There are many things on Ooph that I have been proud of over the years, but nothing more than this project. Autism affects 1 in 110 children and 1 in 70 boys. These children will grow up. They will become teenagers. What programs are in place to help them on this journey?
Jessica of Four Plus an Angel and I are pairing up to address life with autistic teenagers. Our goal is two fold. The first is to create a buddy system in high school. As she said to me over the phone when we began to discuss this project, “Teenagers with autism go to school and they get assistance and get through their day. After school they have nothing. No social life. They don’t attend games or school functions.”
We are creating a project called Perfectly
imPaired. Our hope is that over the next several years, every school in the country will implement this program that will pair willing students with teens of autism. Compassionate teens that will become a big brother or sister to those autistic teenagers who deserve to be a part of the social aspects of life as a teen.
Our second goal is to address life after high school. Soon enough all of these children will become adults. What happens to them after graduation? We want to create programs that will allow these incredible children to grow into adults who are able to find work and function in our world.
These are lofty, yet attainable dreams. Will you help? We ask that you spread the word. You never know who will see your tweet or blog post and help us begin this process. If you yourself are willing to help, please email me at stefanie(at)ooph(dot)com. Together we can make this happen.
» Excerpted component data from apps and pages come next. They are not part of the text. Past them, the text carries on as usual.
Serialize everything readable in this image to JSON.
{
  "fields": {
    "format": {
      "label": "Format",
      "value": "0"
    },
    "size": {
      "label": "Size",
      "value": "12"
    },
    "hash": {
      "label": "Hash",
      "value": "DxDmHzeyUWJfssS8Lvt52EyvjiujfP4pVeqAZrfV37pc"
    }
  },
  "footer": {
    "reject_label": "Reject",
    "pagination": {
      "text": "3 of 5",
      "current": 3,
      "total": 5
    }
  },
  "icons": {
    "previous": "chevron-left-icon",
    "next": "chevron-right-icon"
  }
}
I subscribed to the “when she is older” philosophy to cope with my daughter’s autism diagnosis.
After she was diagnosed I told myself…
When she is older her speech will improve.
When she is older interacting with her peers will come more easily.
When she is older more people will understand autism spectrum disorders.
When she is older there will be more opportunities for adults with her diagnosis.
My daughter is 16 now, two years away from adulthood.
“Older” is here. I feel very fortunate to say many of the things I hoped for have happened. Ashlyn is an amazing, well-spoken, high school-attending teenager. She is loved by her peers and has far surpassed the outcome specialists gave us over 12 years ago.
But her future is full of uncertainty.
She will finish high school in two years. Continuing on in the public school system until her mid twenties is an option but will not bring her closer to a career. She won’t go to college. She won’t get a driver’s license and she won’t be able to live on her own without a significant amount of assistance (and a winning lottery ticket for her parents).
My daughter is just one of many teenagers with autism who will enter adulthood with very few opportunities before them. The social deficits of autism make interviewing for a job extremely difficult, maintaining one that much harder. Individuals on the autism spectrum are smart, some of above average intelligence and many with unique skills that could be an incredible asset to specific employers. (How many teenagers do you know who can memorize the bus routes for an entire school district?) It saddens me to think many will not end up in careers that challenge them or the opportunity to live independently of their parents.
As the days go by and we get closer and closer to the end of my daughter’s high school career, I find myself almost embarrassed to admit we have no plan.
But when the options are “not good” and “not good enough” creating the future my daughter deserves is an overwhelming task.